Task requirements: Show each line of the data below that has the string "from" in it.

Start of Information shown

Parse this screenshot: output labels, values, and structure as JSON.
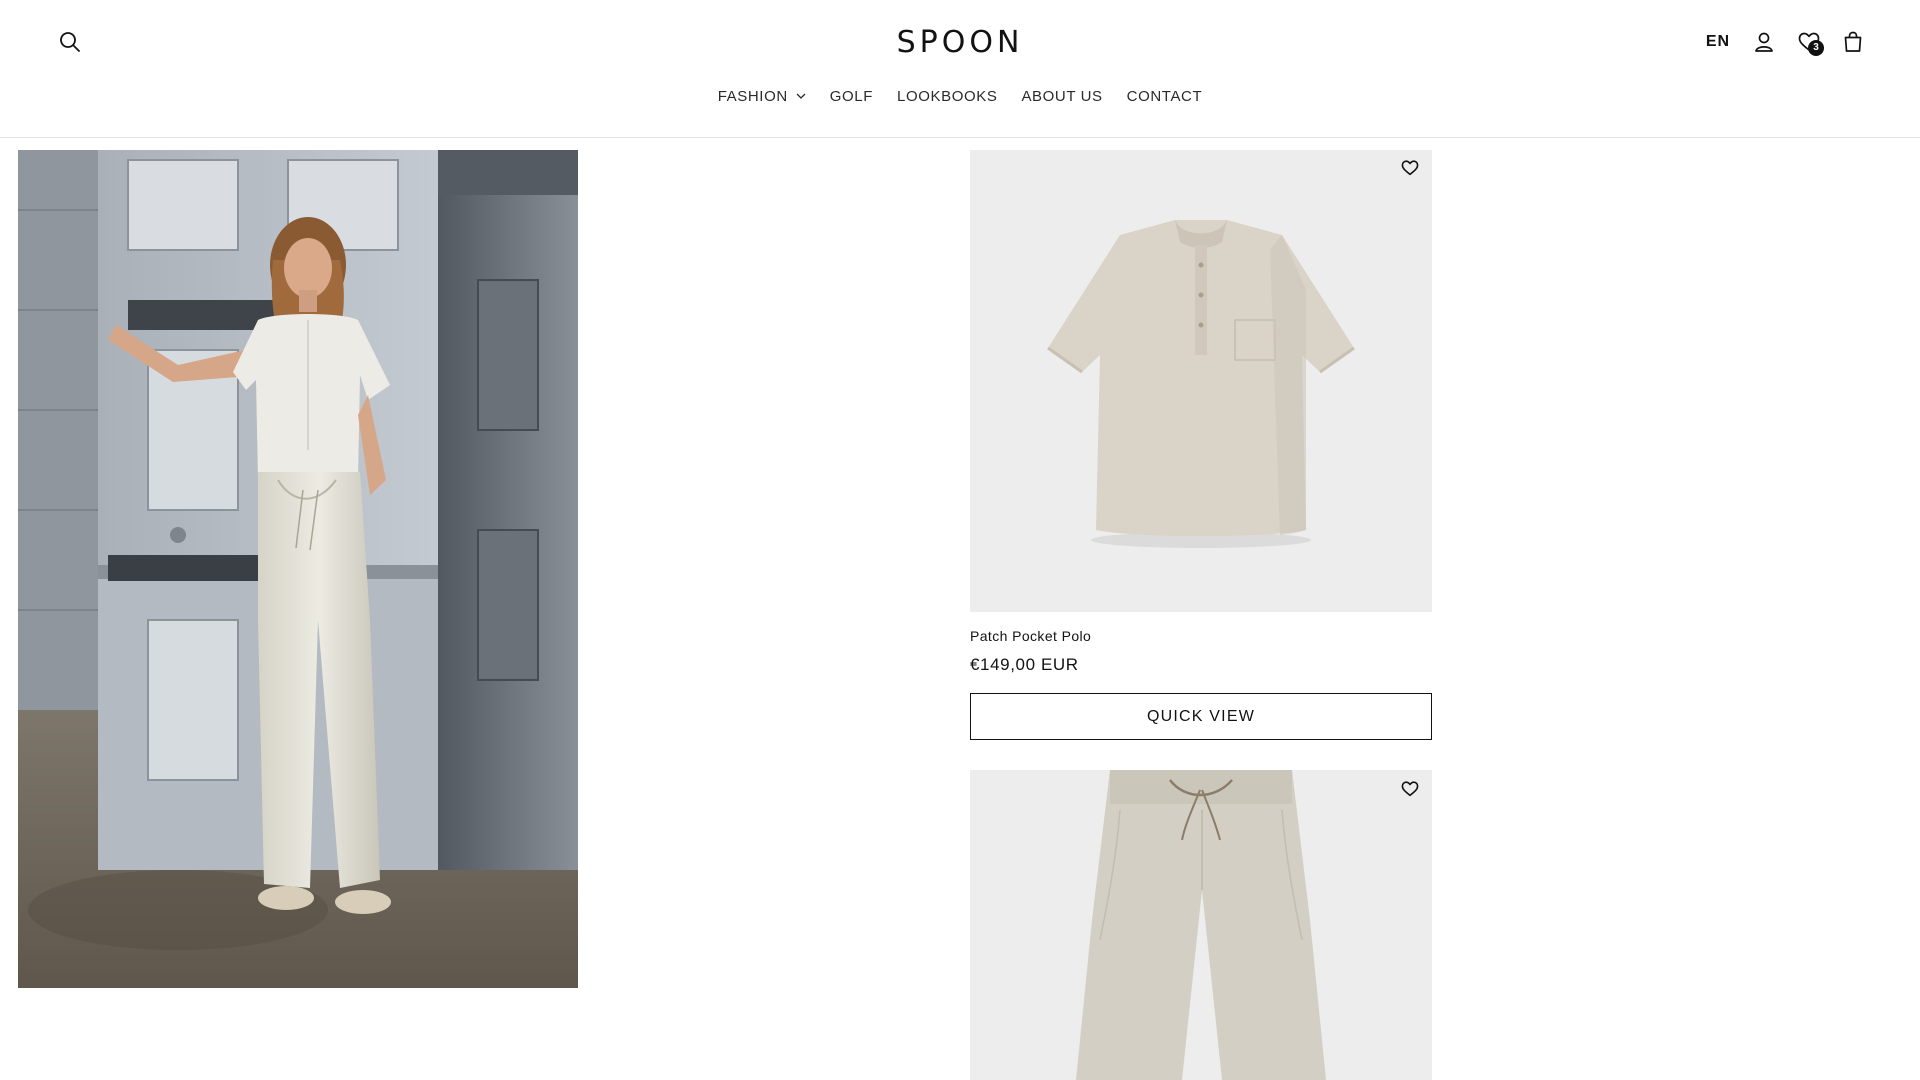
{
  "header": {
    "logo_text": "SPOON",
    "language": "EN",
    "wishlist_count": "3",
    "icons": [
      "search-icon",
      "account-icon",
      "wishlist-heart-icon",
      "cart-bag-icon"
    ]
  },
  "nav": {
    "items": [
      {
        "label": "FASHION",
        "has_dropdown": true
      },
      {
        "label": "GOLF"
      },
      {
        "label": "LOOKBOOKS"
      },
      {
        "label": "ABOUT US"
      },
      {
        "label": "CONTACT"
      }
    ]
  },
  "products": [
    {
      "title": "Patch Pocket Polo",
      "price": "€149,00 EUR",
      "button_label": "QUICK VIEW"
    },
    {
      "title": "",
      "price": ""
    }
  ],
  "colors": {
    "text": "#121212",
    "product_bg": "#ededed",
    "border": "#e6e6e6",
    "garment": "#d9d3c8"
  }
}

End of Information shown
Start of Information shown

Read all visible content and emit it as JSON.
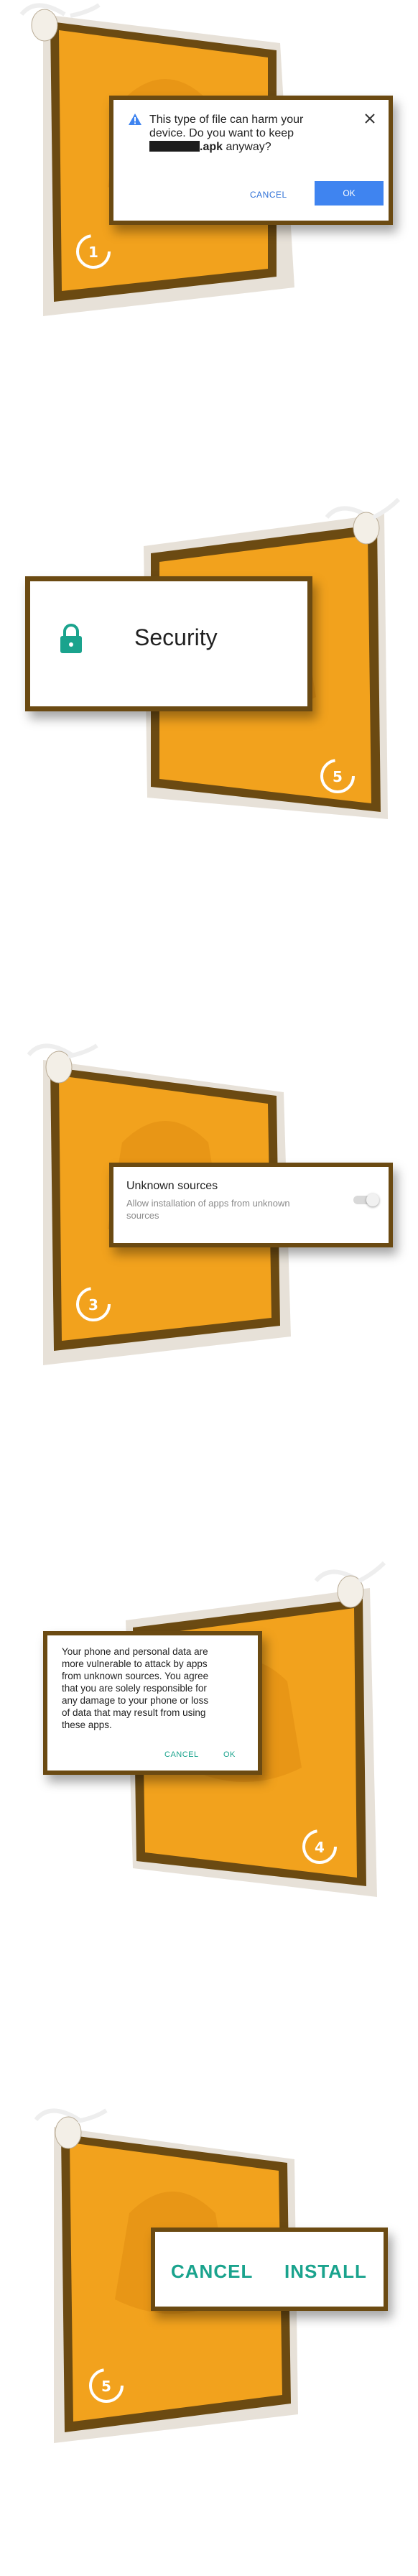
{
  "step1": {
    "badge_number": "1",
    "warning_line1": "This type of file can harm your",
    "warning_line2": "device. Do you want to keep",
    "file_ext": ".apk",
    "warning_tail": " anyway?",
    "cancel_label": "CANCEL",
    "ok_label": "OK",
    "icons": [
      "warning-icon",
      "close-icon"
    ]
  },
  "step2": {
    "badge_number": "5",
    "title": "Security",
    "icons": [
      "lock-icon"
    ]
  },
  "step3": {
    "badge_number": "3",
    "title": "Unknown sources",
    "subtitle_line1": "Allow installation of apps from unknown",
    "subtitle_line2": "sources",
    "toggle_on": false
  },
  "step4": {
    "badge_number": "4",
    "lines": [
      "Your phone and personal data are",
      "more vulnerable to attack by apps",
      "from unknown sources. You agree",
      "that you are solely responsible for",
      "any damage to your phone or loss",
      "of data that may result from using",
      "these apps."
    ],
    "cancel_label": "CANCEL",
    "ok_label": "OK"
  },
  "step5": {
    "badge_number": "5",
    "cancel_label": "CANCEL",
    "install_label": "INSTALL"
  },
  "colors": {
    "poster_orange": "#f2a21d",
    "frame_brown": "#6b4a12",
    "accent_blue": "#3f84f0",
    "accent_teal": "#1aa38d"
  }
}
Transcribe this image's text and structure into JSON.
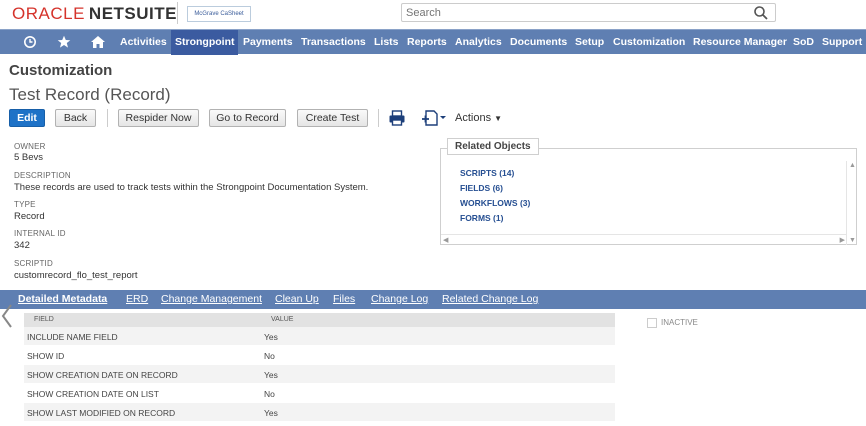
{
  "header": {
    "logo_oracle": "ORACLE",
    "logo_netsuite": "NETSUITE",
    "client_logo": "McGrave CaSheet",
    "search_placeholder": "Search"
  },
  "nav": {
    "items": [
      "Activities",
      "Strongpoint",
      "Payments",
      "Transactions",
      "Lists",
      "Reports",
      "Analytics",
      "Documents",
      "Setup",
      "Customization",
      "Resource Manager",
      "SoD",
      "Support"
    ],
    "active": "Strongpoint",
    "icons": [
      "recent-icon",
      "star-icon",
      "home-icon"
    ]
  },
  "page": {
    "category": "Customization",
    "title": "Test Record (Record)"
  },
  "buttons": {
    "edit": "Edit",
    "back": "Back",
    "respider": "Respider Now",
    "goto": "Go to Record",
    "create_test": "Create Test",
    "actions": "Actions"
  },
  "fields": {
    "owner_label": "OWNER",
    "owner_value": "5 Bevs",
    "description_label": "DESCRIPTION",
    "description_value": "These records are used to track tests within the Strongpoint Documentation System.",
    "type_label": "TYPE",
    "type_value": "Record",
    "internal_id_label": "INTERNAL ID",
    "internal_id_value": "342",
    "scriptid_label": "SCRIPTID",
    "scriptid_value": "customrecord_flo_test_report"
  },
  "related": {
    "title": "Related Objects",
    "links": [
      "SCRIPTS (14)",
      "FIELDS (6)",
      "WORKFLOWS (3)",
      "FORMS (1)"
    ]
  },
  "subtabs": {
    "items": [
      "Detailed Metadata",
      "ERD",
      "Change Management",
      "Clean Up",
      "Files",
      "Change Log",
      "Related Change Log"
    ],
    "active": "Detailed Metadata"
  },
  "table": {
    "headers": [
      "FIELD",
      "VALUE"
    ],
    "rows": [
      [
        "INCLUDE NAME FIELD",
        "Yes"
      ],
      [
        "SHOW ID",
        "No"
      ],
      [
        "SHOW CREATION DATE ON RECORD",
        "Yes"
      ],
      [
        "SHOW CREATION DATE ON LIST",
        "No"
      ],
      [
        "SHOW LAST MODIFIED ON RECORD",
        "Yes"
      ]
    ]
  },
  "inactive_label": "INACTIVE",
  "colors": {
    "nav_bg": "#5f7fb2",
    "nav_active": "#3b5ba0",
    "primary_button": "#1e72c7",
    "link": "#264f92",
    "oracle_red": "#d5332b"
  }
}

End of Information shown

Your response:
    "subtitle_line1": "Allow installation of apps from unknown",
      "from unknown sources. You agree",
      "of data that may result from using",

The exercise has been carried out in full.